The Sony Building: More Shops and Food?
Karsten Strauss Jan. 29, 2013, 7:30 a.m.
Changes are in store for the Sony Building, as the Japanese multinational has agreed to a deal trading its iconic New York headquarters at 550 Madison Avenue to the Chetrit Group. But what will become of the building’s retail offerings?
New York retail oracle, Robert K. Futterman, said he sees an enhancement on the way in terms of shopping interest, pushing that section of the midtown neighborhood to seven-day-a-week shopping corridor status. “It’s already a six-day-a-week,” he told The Commercial Observer. “Saturdays are busy.”
Other retailers along Madison Avenue’s Midtown shopping strip could choose to make the leap to the building’s space to escape high rents on the avenue, Mr. Futterman said.
Douglas Elliman Retail Group Chairman, Faith Hope Consolo, whose own office at 575 Madison faces the Sony Building, agrees that the area has become an attraction for shoppers. “Now it it’s very developed and caters to tourists on the weekends and the workforce during the week.”
Retail rents in the neighborhood are about $500 per square foot and very likely to rise dramatically over the next couple of years, she said. “The traffic’s been so enhanced and these two streets – 55th and 56th – are like cross town streets,” she said.
Most of the retail in the building is relatively middle of the road retailers, not luxury offerings. That is a trend that may or may not continue. “I’m not sure I see luxury at this point but who knows in three years,” Ms. Consolo said. The presence of the nearby Peninsula and St. Regis hotels could be an additional boon for traffic.
The building could take a page out of the Time Warner Building’s book, or even that of 666 Fifth Avenue, in making the building’s individual retailers more street accessible. “Right now you can only enter through the lobby of the building,” Ms. Consolo said. “The doorways are only through the walk-through. Although there are display windows wrapping the whole block, there’s no street access so you have to go into the building.”
Another wise addition would be another large restaurant, Ms. Consolo said. “This neighborhood, right here in these four blocks, lacks for good restaurants until you get west of Fifth and East of Park.” A restaurant like Michael’s or one of Danny Meyer’s brasserie-type offerings might be ideal, she said.
“When we discuss these upper echelon cuisines and food groups I think the most frequent answer you’ll get will be a steak house or a high end Japanese restaurant,” said Joshua Siegelman, associate director with Winick Realty Group. “Something that’s going to cater to these high net worth individuals and a dense tourist quarter.”

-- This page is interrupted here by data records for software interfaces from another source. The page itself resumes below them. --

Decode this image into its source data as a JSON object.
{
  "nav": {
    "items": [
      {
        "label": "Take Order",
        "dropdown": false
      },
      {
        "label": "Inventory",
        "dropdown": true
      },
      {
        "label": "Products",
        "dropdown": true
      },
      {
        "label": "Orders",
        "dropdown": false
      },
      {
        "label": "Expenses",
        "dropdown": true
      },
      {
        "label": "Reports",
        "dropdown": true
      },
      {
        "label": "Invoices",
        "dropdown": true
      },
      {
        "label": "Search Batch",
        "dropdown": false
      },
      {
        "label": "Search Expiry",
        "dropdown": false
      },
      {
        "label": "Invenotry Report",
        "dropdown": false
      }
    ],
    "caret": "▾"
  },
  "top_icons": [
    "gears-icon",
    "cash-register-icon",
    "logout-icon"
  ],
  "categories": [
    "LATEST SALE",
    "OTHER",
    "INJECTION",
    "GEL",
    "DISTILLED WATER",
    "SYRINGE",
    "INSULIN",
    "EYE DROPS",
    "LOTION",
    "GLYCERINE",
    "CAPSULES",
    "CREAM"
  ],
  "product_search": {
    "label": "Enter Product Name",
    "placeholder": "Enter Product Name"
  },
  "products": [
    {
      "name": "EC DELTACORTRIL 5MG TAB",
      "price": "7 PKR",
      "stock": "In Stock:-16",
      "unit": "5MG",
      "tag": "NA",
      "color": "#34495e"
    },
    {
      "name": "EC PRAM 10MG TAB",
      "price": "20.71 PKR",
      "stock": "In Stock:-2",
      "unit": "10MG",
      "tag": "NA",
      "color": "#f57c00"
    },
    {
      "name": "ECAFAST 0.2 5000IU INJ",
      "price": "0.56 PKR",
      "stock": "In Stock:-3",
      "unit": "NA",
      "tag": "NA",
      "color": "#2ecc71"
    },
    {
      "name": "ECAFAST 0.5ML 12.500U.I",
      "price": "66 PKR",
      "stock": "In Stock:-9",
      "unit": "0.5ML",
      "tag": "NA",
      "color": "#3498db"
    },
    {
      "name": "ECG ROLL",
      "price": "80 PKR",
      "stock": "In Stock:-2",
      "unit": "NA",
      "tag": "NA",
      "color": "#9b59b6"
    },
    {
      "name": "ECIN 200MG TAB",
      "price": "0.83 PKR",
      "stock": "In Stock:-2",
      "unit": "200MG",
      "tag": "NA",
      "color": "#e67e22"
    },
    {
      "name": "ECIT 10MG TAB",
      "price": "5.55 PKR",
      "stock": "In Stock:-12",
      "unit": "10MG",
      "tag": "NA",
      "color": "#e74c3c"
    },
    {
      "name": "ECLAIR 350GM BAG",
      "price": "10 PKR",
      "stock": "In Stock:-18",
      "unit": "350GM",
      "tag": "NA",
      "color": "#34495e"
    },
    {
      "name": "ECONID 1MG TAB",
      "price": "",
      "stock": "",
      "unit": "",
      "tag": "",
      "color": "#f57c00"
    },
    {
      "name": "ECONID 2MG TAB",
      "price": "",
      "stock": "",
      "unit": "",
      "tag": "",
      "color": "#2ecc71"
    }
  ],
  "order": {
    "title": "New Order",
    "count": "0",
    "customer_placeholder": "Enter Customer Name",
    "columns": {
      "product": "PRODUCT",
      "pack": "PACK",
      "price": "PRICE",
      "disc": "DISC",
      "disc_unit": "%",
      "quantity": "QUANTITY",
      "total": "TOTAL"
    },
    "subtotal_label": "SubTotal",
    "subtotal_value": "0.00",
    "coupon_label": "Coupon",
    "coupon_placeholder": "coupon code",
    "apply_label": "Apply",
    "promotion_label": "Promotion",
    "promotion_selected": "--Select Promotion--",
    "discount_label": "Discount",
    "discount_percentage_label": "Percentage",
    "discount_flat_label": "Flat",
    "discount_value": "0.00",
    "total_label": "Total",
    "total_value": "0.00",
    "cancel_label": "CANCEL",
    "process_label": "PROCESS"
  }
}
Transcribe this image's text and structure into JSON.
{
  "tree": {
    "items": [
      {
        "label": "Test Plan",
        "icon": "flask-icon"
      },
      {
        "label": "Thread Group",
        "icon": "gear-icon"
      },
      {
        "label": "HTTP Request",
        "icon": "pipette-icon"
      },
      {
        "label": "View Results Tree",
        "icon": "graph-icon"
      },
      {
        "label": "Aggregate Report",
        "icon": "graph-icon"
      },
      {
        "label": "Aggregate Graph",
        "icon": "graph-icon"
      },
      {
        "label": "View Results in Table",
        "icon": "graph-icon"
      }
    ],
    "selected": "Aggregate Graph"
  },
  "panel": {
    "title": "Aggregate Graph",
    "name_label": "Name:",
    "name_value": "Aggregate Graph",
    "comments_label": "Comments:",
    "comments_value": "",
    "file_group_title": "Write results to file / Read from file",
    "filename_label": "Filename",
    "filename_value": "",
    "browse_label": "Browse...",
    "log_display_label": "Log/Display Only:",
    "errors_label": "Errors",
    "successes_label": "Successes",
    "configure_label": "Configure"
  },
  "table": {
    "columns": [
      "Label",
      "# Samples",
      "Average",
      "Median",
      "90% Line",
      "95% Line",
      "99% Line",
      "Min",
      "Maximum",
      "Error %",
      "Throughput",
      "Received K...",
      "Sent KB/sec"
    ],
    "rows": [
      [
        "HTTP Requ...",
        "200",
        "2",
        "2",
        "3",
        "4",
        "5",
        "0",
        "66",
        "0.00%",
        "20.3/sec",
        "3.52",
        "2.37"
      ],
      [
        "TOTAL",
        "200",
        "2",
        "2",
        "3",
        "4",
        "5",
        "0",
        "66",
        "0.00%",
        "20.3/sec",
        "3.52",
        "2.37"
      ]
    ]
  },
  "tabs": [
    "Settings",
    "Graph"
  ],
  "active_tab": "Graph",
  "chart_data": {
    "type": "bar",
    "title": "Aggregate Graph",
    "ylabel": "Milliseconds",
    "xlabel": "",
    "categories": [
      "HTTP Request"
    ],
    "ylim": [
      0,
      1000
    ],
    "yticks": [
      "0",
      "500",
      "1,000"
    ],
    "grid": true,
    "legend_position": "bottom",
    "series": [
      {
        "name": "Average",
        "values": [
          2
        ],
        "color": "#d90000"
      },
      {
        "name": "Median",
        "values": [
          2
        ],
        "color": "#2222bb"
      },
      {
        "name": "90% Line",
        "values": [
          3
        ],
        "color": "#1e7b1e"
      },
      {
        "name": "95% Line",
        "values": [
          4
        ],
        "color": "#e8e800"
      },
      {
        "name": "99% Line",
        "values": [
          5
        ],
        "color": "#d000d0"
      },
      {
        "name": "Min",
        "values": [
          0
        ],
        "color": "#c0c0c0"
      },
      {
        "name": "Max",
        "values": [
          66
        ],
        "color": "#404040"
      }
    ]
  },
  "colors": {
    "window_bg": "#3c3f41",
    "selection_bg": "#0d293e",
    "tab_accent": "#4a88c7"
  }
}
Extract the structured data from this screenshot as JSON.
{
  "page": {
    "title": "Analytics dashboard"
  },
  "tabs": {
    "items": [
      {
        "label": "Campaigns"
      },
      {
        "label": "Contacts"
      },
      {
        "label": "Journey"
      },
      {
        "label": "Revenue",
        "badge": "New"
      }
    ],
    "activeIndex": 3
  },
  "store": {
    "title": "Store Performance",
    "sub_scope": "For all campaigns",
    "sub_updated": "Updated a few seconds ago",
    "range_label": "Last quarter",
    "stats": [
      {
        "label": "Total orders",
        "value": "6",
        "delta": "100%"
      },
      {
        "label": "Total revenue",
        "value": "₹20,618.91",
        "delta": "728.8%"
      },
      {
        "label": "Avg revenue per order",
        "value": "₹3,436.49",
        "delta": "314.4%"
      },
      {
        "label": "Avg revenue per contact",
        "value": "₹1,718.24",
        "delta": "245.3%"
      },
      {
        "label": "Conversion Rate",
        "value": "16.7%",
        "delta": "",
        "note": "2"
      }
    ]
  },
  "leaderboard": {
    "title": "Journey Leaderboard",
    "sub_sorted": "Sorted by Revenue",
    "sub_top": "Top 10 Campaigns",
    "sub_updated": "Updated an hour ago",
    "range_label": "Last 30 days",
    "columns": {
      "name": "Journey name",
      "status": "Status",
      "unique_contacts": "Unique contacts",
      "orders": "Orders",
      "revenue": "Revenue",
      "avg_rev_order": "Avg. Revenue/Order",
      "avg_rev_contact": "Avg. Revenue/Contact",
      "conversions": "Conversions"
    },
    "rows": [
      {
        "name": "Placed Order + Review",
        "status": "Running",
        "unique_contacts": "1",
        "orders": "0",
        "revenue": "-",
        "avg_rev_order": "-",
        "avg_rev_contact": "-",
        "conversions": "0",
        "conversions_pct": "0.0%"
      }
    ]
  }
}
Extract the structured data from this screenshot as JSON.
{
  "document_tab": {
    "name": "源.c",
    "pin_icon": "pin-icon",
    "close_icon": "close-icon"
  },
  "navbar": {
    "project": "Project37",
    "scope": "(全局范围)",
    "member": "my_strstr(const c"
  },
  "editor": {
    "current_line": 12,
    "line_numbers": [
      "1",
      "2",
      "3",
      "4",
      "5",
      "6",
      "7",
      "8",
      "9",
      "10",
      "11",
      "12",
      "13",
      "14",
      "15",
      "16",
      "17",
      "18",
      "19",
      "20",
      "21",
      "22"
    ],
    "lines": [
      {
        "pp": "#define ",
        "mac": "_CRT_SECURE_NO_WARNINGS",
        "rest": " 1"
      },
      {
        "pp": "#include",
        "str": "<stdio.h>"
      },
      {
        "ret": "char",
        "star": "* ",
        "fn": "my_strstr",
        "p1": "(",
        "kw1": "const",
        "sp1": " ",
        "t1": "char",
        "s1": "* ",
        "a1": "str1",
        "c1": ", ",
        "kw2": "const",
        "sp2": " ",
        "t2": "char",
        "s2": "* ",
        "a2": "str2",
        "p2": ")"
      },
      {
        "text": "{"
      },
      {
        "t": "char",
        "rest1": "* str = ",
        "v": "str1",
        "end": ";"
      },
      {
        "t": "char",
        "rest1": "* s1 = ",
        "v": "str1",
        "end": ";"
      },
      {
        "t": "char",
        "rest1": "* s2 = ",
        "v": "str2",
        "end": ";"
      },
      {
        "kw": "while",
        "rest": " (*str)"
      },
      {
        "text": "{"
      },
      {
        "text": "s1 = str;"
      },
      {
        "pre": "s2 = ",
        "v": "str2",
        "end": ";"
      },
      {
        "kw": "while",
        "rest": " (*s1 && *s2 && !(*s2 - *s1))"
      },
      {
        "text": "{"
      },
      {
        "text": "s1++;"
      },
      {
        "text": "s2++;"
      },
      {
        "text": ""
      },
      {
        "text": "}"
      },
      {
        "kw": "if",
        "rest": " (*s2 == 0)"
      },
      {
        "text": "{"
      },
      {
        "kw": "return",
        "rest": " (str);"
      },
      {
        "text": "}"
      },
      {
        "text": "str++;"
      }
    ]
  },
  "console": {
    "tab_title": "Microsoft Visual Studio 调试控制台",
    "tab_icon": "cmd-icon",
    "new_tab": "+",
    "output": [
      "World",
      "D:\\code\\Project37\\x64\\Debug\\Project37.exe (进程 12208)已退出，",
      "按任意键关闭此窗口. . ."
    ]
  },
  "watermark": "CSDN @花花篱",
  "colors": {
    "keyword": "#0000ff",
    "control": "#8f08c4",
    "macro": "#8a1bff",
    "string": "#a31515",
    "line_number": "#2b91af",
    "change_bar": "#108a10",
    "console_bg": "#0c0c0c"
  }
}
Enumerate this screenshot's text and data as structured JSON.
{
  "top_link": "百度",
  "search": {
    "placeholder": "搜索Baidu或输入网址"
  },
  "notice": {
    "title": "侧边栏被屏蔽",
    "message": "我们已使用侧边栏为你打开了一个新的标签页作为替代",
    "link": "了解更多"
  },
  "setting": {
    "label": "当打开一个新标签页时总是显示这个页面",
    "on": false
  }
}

De rigueur among New York’s dynamic business players are high end, vivacious restaurants with an unstuffy atmosphere and air of ‘hipsternity,’ for lack of a better word. Examples of this new taste could be Lexington Brass, at 517 Lexington Avenue, from EMM Group. “The EMM Group, in particular with this concept, does a good job of putting together a trendy and upscale environment where cool meets good cuisine,” said Mr. Siegelman.
Another example would be STK steakhouse at 1114 Avenue of the Americas, by The ONE Group. “It’s another great example of where these guys have brought in the ‘cool’ factor to an upscale cuisine, versus you prototypical Capital Grille,” he said.
Another boon to the soon-to-be-former Sony building, or its immediate neighborhood, would be an Eataly-type offering, “Somewhere where users could purchase food and sit down and enjoy the cuisine,” Mr. Siegelman said. “I think if you had something like that there it would uplift that little corridor.”
The retail space that stands today at 550 Madison is a far cry from its days as the AT&T Building, Ms. Consolo said. “There was really nothing,” she explained. “All of these buildings have the same issue: they have this interior atrium which is open to the public. What happens is it becomes a hang-out. They really had no success in getting any real retail.”
Sony’s revamp of the ground floor allowed for storefront space. “The corridor is so dramatically different than it was even five years ago and it’s developed.”